Did you know I started two businesses prior to Bagnet?
The first was an Interior Design company based here in Sacramento. I set up a website, made business cards, took photos of my work and . . . soon decided that Sacramento was not an ideal place to start my business due to some very talented competition and a limited number of designer-hiring residents. The second was an e-commerce store selling large dog supplies and accessories. Again, I created the website, added products and photos and even went to a few trade shows. Despite receiving some orders I realized that my heart wasn’t really into selling dog supplies and I closed up shop.

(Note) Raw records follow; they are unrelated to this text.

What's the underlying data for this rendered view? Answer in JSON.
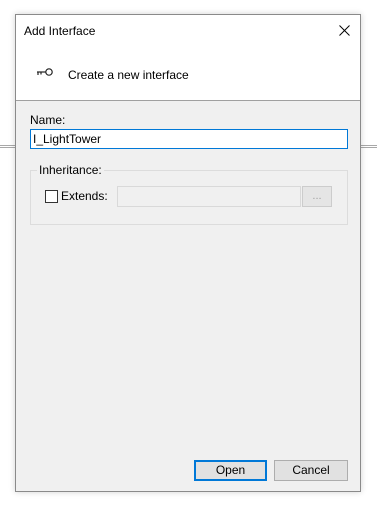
{
  "window": {
    "title": "Add Interface",
    "close_icon": "close-icon"
  },
  "header": {
    "icon": "key-icon",
    "text": "Create a new interface"
  },
  "form": {
    "name_label": "Name:",
    "name_value": "I_LightTower",
    "inheritance_label": "Inheritance:",
    "extends_label": "Extends:",
    "extends_checked": false,
    "extends_value": "",
    "browse_label": "..."
  },
  "buttons": {
    "open_label": "Open",
    "cancel_label": "Cancel"
  },
  "colors": {
    "accent": "#0078d7",
    "dialog_bg": "#f0f0f0",
    "header_bg": "#ffffff"
  }
}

During that time I was pretty unhappy in my career and I was hell bent on figuring a way out and being my own boss. The day I created the first Bagnet I wasn’t necessarily looking to start a business – I made the first one out of sheer frustration that there wasn’t a product on the market that could solve my (regularly occurring) problem of no hooks in public restrooms. I didn’t make the prototype with a business in mind, but when I stitched together that first Bagnet and started using it everywhere, there was no option in my mind but to develop the product and start selling it.
Sometimes I wonder if I hit upon success because I stopped trying to “manufacture” a business and allowed one to develop naturally. One thing I’m sure of is that my first two “failed” businesses weren’t really failures at all. I look at those attempts as stepping stones that allowed me to finally achieve my goal, and without having those experiences Bagnet might not have ever taken off. Without those failures, I’d have no perspective on success and I wouldn’t have clarity on what truly fulfills me as a business owner. Most importantly, I didn’t let those failures define me and I didn’t let them inhibit me. I could have dwelled on the disappointment and the embarrassment of failure but instead, I reflected on the experiences, learned what I could from them, and allowed myself to move on without beating myself up (no easy feat for a Type-A perfectionist). Whenever the fear of failure creeps into my thoughts I remind myself that you have to fail before you can succeed, and I repeat this quote from Henry Ford: “Failure is only the opportunity to begin again, only this time more wisely”.